It was a busy Saturday afternoon. Knowing that our satellite television provider does not offer the Pennsylvania Cable Network, we went to a local club to watch the PIAA wrestling finals.

The lounge was buzzing with members competing in an annual shuffleboard tournament and there was hardly a seat to be found. But seemingly in the background, the PCN broadcast of the Class 2A wrestling finals would draw in the not-as-distracted-as-we-thought crowd.

The Parade of Champions ushered in the finalists and their coaches, an opportunity to honor the greatest competitors in each weight class, along with the mentors who helped them get to this ultimate showdown.
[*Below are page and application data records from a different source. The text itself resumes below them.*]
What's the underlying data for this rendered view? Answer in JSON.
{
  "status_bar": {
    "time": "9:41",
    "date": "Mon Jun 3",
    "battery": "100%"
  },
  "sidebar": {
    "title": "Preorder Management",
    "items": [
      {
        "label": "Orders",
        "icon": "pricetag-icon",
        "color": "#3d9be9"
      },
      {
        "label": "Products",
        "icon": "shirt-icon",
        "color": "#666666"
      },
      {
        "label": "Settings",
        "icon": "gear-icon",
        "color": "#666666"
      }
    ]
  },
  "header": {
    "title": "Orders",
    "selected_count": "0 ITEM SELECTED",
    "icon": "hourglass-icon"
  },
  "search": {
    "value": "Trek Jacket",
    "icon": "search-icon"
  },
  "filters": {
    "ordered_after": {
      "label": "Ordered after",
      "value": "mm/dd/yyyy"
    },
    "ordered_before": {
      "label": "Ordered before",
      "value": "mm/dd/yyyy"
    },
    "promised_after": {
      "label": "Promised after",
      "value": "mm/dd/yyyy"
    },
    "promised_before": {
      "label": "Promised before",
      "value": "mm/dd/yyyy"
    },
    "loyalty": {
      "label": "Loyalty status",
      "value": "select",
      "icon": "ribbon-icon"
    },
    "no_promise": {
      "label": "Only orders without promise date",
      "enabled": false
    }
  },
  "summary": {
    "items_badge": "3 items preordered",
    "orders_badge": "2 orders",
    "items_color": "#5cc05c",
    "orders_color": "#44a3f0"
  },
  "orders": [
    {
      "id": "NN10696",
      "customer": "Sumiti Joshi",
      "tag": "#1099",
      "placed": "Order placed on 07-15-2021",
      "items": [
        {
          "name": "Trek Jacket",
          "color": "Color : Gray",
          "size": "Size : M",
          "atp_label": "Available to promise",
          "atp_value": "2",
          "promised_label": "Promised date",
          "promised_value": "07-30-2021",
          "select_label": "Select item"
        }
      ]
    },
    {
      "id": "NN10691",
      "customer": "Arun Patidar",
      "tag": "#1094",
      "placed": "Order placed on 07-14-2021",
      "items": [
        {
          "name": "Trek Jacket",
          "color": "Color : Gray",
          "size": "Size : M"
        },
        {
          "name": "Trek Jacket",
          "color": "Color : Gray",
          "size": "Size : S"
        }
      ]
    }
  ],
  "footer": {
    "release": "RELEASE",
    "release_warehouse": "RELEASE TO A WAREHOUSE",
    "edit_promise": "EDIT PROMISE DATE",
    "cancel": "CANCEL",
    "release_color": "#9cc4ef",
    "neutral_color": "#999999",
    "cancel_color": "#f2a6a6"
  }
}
The atmosphere inside the arena is electric. Even as the finals are underway, multiple matches are dividing the attention in the stands, as pockets of parents and fans follow their own school, their own athletes, throughout their tournament journey.

It’s easy to take Pennsylvania wrestling for granted: the popularity of the sport sometimes flies below the radar, until the state finals, prompting thousands of fans to watch in the Giant Center, and thousands more following the finals on TV or online.
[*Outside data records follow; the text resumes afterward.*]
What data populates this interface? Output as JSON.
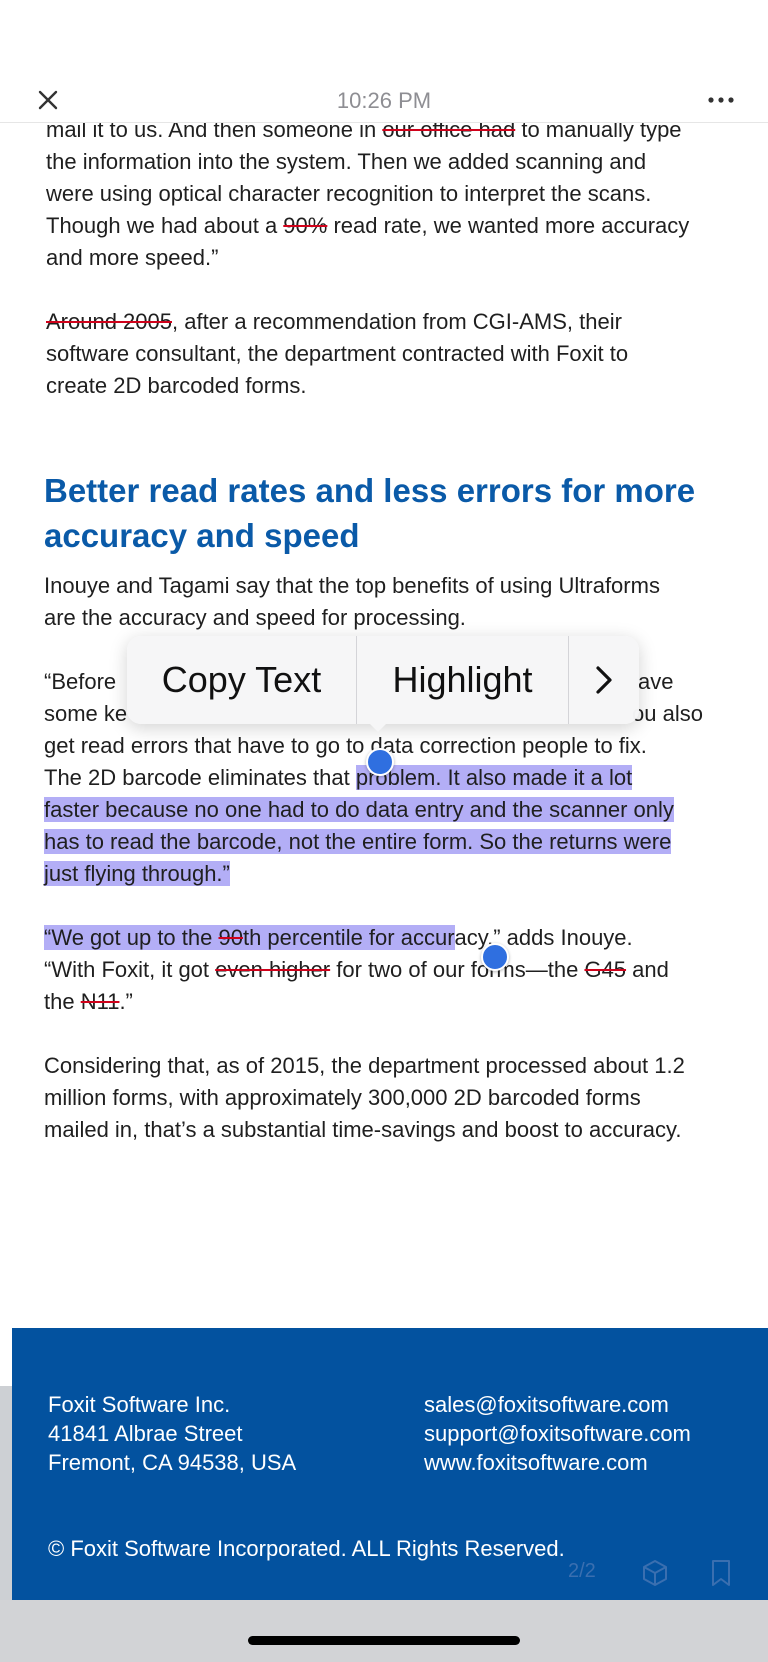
{
  "status": {
    "time": "10:26 PM"
  },
  "colors": {
    "heading": "#0a5aa8",
    "highlight": "#b3aef6",
    "footer_bg": "#03529f",
    "strike": "#d0021b",
    "handle": "#2f6fe0"
  },
  "toolbar": {
    "close_icon": "close-icon",
    "more_icon": "more-icon"
  },
  "para1": {
    "l1a": "mail it to us. And then someone in ",
    "l1s": "our office had",
    "l1b": " to manually type",
    "l2": "the information into the system. Then we added scanning and",
    "l3": "were using optical character recognition to interpret the scans.",
    "l4a": "Though we had about a ",
    "l4s": "90%",
    "l4b": " read rate, we wanted more accuracy",
    "l5": "and more speed.”"
  },
  "para2": {
    "l1s": "Around 2005",
    "l1b": ", after a recommendation from CGI-AMS, their",
    "l2": "software consultant, the department contracted with Foxit to",
    "l3": "create 2D barcoded forms."
  },
  "heading": {
    "l1": "Better read rates and less errors for more",
    "l2": "accuracy and speed"
  },
  "para3": {
    "l1": "Inouye and Tagami say that the top benefits of using Ultraforms",
    "l2": "are the accuracy and speed for processing."
  },
  "para4": {
    "l1a": "“Before",
    "l1b": "ave",
    "l2a": "some ke",
    "l2b": "ou also",
    "l3": "get read errors that have to go to data correction people to fix.",
    "l4a": "The 2D barcode eliminates that ",
    "l4h": "problem. It also made it a lot",
    "l5": "faster because no one had to do data entry and the scanner only",
    "l6": "has to read the barcode, not the entire form. So the returns were",
    "l7": "just flying through.”"
  },
  "para5": {
    "l1h1": "“We got up to the ",
    "l1s": "90",
    "l1h2": "th percentile for accur",
    "l1b": "acy,” adds Inouye.",
    "l2a": "“With Foxit, it got ",
    "l2s": "even higher",
    "l2b": " for two of our forms—the ",
    "l2s2": "G45",
    "l2c": " and",
    "l3a": "the ",
    "l3s": "N11",
    "l3b": ".”"
  },
  "para6": {
    "l1": "Considering that, as of 2015, the department processed about 1.2",
    "l2": "million forms, with approximately 300,000 2D barcoded forms",
    "l3": "mailed in, that’s a substantial time-savings and boost to accuracy."
  },
  "popup": {
    "copy": "Copy Text",
    "highlight": "Highlight",
    "next_icon": "chevron-right-icon"
  },
  "footer": {
    "company": "Foxit Software Inc.",
    "street": "41841 Albrae Street",
    "city": "Fremont, CA 94538, USA",
    "email_sales": "sales@foxitsoftware.com",
    "email_support": "support@foxitsoftware.com",
    "website": "www.foxitsoftware.com",
    "copyright": "© Foxit Software Incorporated. ALL Rights Reserved."
  },
  "pager": {
    "label": "2/2"
  },
  "bottom_icons": [
    "cube-icon",
    "bookmark-icon"
  ]
}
The sport itself is among the oldest on record — one of the original ancient Olympic events.

While sports like football and baseball have seen vast advancements in equipment technology, wrestling remains much as it has always been: two competitors in a battle of strength, wits and will.

For those who commit to becoming the best of the best, wrestling means years of dedication and discipline. From weight training to weight watching, cultivating physical and mental toughness, learning from coaches and teammates, but ultimately knowing the contest itself is a solitary quest.

When the time came for a local wrestler to compete for PIAA gold, all eyes turned to the multiple TV screens.

Few in the club knew junior Justin McCoy personally, but all shared in the joy of his winning just the second wrestling title in Chestnut Ridge school history.

As the final seconds ticked down in his 145 pound final, cheers rose up among the hundred-plus in the small restaurant area. Some had tears in their eyes knowing what the accomplishment meant to the proud program.

Surly scenes like this played out across the commonwealth as communities like Huntingdon, Ebensburg and others tuned in to watch their wrestlers, among the best in the state, battle for the coveted spot atop the PIAA medal stand.

Undoubtedly, school celebrations greeted the victors, with classmates and communities sharing in the unique accomplishment. Their names will become legend in their school annals: McCoy, Murin, Oliver …

Up-and-coming wrestlers in their communities will dream of achieving the standard they have so admirably set.

A huge tradition, PIAA wrestling opens its elite doors to a very small club of wrestling champions. Each accomplishes a win for the ages.

Kellie Goodman Shaffer can be reached at Her column appears on Tuesdays.